**The data**
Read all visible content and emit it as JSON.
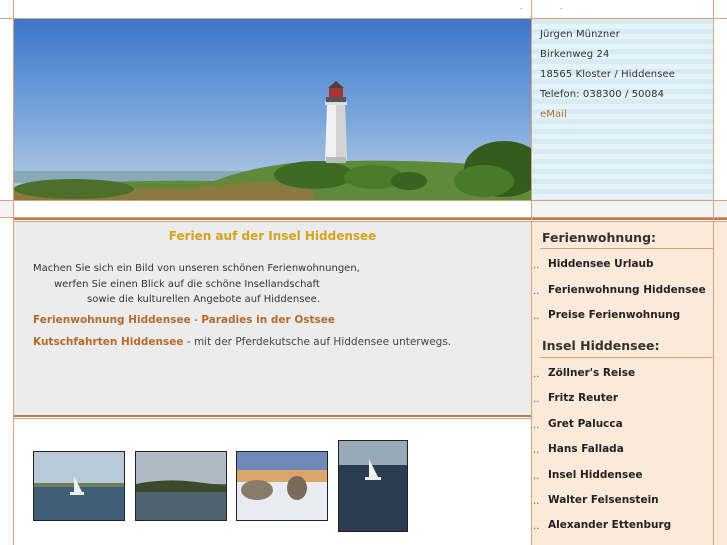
{
  "top_strip": {
    "marks": [
      "-",
      "-"
    ]
  },
  "header": {
    "image_name": "Lighthouse Dornbusch Hiddensee"
  },
  "contact": {
    "name": "Jürgen Münzner",
    "street": "Birkenweg 24",
    "city": "18565 Kloster / Hiddensee",
    "phone": "Telefon: 038300 / 50084",
    "email_label": "eMail"
  },
  "main": {
    "title": "Ferien auf der Insel Hiddensee",
    "intro": [
      "Machen Sie sich ein Bild von unseren schönen Ferienwohnungen,",
      "werfen Sie einen Blick auf die schöne Insellandschaft",
      "sowie die kulturellen Angebote auf Hiddensee."
    ],
    "link_row_1": {
      "link_a": "Ferienwohnung Hiddensee",
      "separator": " - ",
      "link_b": "Paradies in der Ostsee"
    },
    "link_row_2": {
      "link_a": "Kutschfahrten Hiddensee",
      "text": " - mit der Pferdekutsche auf Hiddensee unterwegs."
    }
  },
  "gallery": {
    "thumbs": [
      "sailboat-sea",
      "coast-evening",
      "snowy-winter",
      "sailboat-dark-sea"
    ]
  },
  "sidebar": {
    "bullet": "..",
    "section_1": {
      "heading": "Ferienwohnung:",
      "items": [
        "Hiddensee Urlaub",
        "Ferienwohnung Hiddensee",
        "Preise Ferienwohnung"
      ]
    },
    "section_2": {
      "heading": "Insel Hiddensee:",
      "items": [
        "Zöllner's Reise",
        "Fritz Reuter",
        "Gret Palucca",
        "Hans Fallada",
        "Insel Hiddensee",
        "Walter Felsenstein",
        "Alexander Ettenburg"
      ]
    }
  },
  "colors": {
    "accent_gold": "#d4a21b",
    "link_brown": "#b56a2a",
    "rule_brown": "#b87a4e",
    "sidebar_bg": "#fbead9",
    "contact_bg": "#d5ecf5"
  }
}
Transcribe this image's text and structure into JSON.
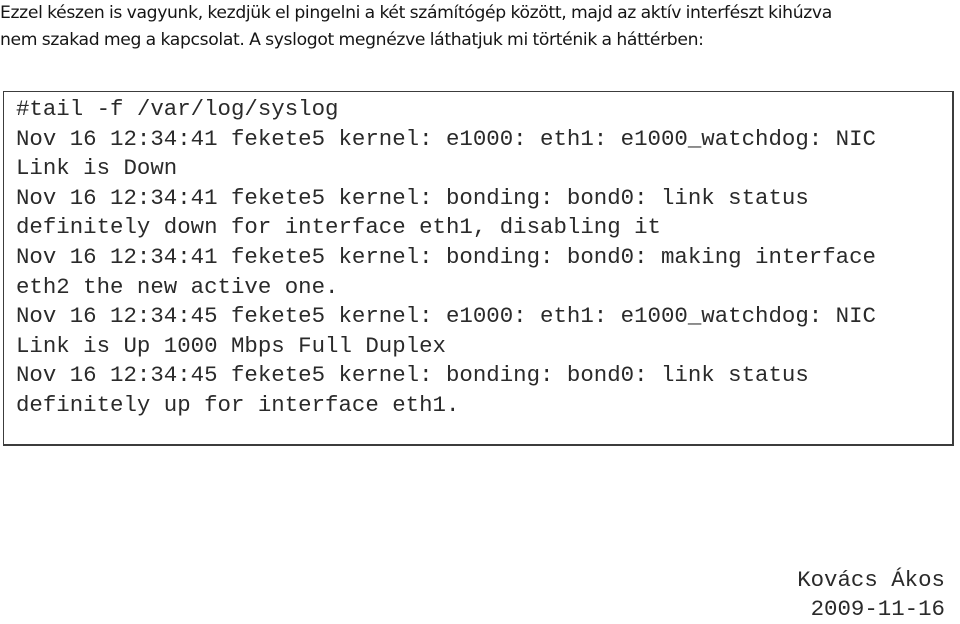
{
  "intro": {
    "lines": [
      "Ezzel készen is vagyunk, kezdjük el pingelni a két számítógép között, majd az aktív interfészt kihúzva",
      "nem szakad meg a kapcsolat. A syslogot megnézve láthatjuk mi történik a háttérben:"
    ]
  },
  "log": {
    "lines": [
      "#tail -f /var/log/syslog",
      "Nov 16 12:34:41 fekete5 kernel: e1000: eth1: e1000_watchdog: NIC",
      "Link is Down",
      "Nov 16 12:34:41 fekete5 kernel: bonding: bond0: link status",
      "definitely down for interface eth1, disabling it",
      "Nov 16 12:34:41 fekete5 kernel: bonding: bond0: making interface",
      "eth2 the new active one.",
      "Nov 16 12:34:45 fekete5 kernel: e1000: eth1: e1000_watchdog: NIC",
      "Link is Up 1000 Mbps Full Duplex",
      "Nov 16 12:34:45 fekete5 kernel: bonding: bond0: link status",
      "definitely up for interface eth1."
    ]
  },
  "signature": {
    "author": "Kovács Ákos",
    "date": "2009-11-16"
  }
}
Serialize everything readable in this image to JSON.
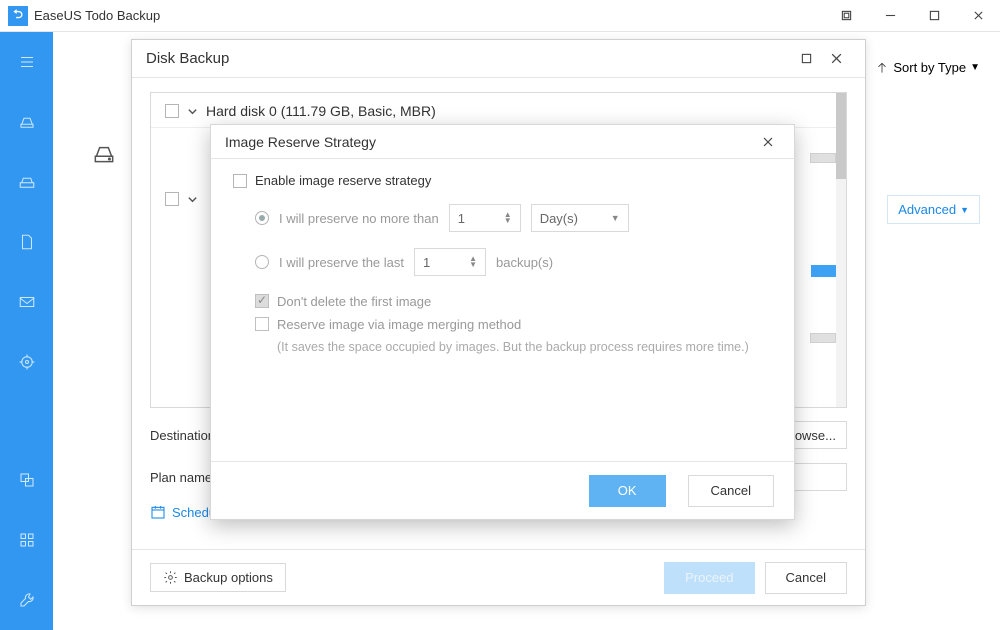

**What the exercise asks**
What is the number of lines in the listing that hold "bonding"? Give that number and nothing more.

**Response to this exercise**
3